I’m taking a tiny detour from the world of catastrophising – but only a tiny one because catastrophising is associated with greater levels of pain behaviour, and of course, discussion about pain behaviour is how I came to begin my exploration of catastrophising anyway!
There have been several schools of thought, or models of treatment, for people with pain. While the current focus and the one over the past five to ten years or so has been strongly cognitive in focus (let’s help people understand their thoughts about pain and how these influence emotions and subsequently affect behaviour), well before then in the origins of pain management, a behavioural approach dominated. Wilbert Fordyce is credited with developing the first pain management programme based on modifying what people do in response to pain rather than working to reduce pain itself. ( Here’s a link to one of his papers )

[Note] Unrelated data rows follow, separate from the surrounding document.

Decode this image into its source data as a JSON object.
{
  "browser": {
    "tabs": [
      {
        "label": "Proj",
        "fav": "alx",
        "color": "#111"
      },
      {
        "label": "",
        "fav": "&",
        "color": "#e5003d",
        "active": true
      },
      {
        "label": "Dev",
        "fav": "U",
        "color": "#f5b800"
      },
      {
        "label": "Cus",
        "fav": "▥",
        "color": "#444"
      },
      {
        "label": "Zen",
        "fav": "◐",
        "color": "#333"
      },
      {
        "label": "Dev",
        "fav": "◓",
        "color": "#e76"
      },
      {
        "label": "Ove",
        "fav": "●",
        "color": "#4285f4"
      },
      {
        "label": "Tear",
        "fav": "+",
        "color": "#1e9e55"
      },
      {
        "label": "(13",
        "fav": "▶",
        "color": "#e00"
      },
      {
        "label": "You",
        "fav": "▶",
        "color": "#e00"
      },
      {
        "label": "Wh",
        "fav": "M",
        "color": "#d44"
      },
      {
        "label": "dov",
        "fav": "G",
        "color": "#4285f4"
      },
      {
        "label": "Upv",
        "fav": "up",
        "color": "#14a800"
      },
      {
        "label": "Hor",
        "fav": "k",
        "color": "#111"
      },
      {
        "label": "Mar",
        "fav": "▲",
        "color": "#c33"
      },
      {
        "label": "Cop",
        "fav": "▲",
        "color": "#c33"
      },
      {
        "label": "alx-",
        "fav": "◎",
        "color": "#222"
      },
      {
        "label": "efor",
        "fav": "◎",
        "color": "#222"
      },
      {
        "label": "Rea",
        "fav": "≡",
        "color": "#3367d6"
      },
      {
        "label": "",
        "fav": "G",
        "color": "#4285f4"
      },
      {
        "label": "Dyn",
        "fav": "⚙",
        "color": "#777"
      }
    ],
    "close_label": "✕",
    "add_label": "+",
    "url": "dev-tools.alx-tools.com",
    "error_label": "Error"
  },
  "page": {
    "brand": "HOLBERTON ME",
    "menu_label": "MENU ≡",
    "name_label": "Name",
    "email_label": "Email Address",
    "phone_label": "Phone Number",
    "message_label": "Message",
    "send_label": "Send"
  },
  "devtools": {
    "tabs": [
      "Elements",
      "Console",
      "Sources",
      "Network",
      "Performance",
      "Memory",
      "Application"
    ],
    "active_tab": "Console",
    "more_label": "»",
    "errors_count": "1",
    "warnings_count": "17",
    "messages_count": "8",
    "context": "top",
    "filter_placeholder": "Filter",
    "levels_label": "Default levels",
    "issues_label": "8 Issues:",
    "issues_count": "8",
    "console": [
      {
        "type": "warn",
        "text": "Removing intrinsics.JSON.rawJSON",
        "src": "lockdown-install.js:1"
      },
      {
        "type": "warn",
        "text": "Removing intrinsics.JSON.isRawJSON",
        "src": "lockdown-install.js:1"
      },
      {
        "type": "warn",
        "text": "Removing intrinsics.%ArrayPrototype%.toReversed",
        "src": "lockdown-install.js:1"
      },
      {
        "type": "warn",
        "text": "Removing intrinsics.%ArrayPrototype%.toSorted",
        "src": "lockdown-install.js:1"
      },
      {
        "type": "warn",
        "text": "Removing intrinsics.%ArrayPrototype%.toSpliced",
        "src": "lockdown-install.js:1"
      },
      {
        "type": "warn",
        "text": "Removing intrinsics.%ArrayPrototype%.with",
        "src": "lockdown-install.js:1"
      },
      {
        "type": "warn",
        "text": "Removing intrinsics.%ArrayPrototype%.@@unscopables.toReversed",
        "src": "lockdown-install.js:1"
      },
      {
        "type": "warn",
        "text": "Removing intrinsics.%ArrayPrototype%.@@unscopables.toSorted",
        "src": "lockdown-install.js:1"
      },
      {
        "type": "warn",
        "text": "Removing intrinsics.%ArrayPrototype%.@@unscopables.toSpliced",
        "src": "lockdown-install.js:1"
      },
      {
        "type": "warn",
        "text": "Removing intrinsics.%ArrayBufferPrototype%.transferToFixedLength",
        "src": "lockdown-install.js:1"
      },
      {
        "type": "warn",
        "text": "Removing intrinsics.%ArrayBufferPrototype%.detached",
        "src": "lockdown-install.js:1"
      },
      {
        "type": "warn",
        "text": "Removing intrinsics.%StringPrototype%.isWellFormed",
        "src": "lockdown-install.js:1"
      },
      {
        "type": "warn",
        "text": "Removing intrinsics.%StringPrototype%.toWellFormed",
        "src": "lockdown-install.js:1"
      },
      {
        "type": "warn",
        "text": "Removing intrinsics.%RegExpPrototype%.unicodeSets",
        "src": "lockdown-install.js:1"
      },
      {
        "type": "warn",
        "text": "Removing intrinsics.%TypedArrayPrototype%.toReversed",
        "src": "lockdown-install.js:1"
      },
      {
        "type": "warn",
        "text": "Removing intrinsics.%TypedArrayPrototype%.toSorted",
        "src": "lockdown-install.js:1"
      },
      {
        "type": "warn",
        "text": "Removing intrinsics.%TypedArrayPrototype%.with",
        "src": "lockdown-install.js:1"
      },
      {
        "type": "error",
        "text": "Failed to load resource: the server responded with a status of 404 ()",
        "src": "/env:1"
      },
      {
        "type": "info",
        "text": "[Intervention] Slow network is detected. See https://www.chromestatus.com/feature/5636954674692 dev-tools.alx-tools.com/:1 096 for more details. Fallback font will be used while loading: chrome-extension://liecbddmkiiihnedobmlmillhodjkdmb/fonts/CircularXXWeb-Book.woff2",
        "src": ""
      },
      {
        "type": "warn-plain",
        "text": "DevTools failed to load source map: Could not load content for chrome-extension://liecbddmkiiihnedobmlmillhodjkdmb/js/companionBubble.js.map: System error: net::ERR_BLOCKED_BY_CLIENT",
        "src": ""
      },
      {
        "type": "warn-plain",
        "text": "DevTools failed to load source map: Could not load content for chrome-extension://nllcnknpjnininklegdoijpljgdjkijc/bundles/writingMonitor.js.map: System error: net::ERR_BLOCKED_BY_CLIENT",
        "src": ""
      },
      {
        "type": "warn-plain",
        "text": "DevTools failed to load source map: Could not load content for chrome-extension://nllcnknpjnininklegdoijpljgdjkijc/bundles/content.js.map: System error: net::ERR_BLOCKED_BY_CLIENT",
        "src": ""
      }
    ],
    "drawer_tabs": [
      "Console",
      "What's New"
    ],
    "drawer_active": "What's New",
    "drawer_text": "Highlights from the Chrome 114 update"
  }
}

I’m a bit of a fan of behavioural approaches because to me the true test of a treatment is whether the person begins to do “normal” things again – go out and have fun, return to work, be with family and so on. They also seem to be effective – for example, graded exposure is very effective for pain-related anxiety and avoidance.
In this study by Martel, Thibault and Sullivan (2010), people with back pain were recorded on two separate occasions (on averge 22 days apart) while carrying out two lifting tasks designed to elicit pain behaviours. These recordings were reviewed by trained observers who recorded the number of pain behaviours in each segment of film using a standardised coding scheme (developed by Keefe and Block, 1982). Participants in the lifting tasks also completed a range of questionnaires – the Tampa Scale for Kinesiophobia, the McGill Pain Questionnaire, and the Pain Catastrophising Scale.
Before I describe the findings, in this study two different forms of pain behaviour were identified – communicative behaviours are things like grimacing, speaking, sighing, moaning and so on; while protective behaviours are things like guarding, holding, touching, or rubbing.
What the researchers found was that pain behaviours are pretty stable irrespective of sex, pain severity or psychological characteristics, but that different forms of pain behaviour demonstrated different degrees of stability.
Pain behaviours identified as primarily about communicating were more stable from time one to time two than those identified as being mainly about protecting the body part.
Women’s protective pain behaviour varied more than men’s protective pain behaviour, while both men and women demonstrated stable communicative pain behaviour.
Pain severity and the number of pain behaviours varied consistently – but, interestingly, individuals with higher levels of pain behaviour at time one also demonstrated higher levels of pain behaviour at time two irrespective of pain intensity.
Significant positive relationships were found between psychological variables such as catastrophising and fear of movement and pain behaviours. Even more interesting was that even when changes in catastrophising and fear of movement reduced over time, pain behaviours remained consistent.
What do these findings mean?I think they suggest that giving information, educating or even working hard on cognitive aspects of coping may not change the behaviours that signal to other people “Hey! I’m sore!”.
This could be because of long-standing motor patterns that take a while to change, or actually need to be deliberately replaced with new or different patterns.
It could also be because behaviours are reinforced by other people – and as a result of intermittent reinforcement being so effective at strengthening behaviour, pain behaviours may persist.
Whatever the underlying reason for this finding, I’m sure we need to direct our focus more on specifically addressing pain behaviours in the future.
Martel, M., Thibault, P., & Sullivan, M. (2010). The persistence of pain behaviors in patients with chronic back pain is independent of pain and psychological factors Pain, 151 (2), 330-336 DOI: 10.1016/j.pain.2010.07.004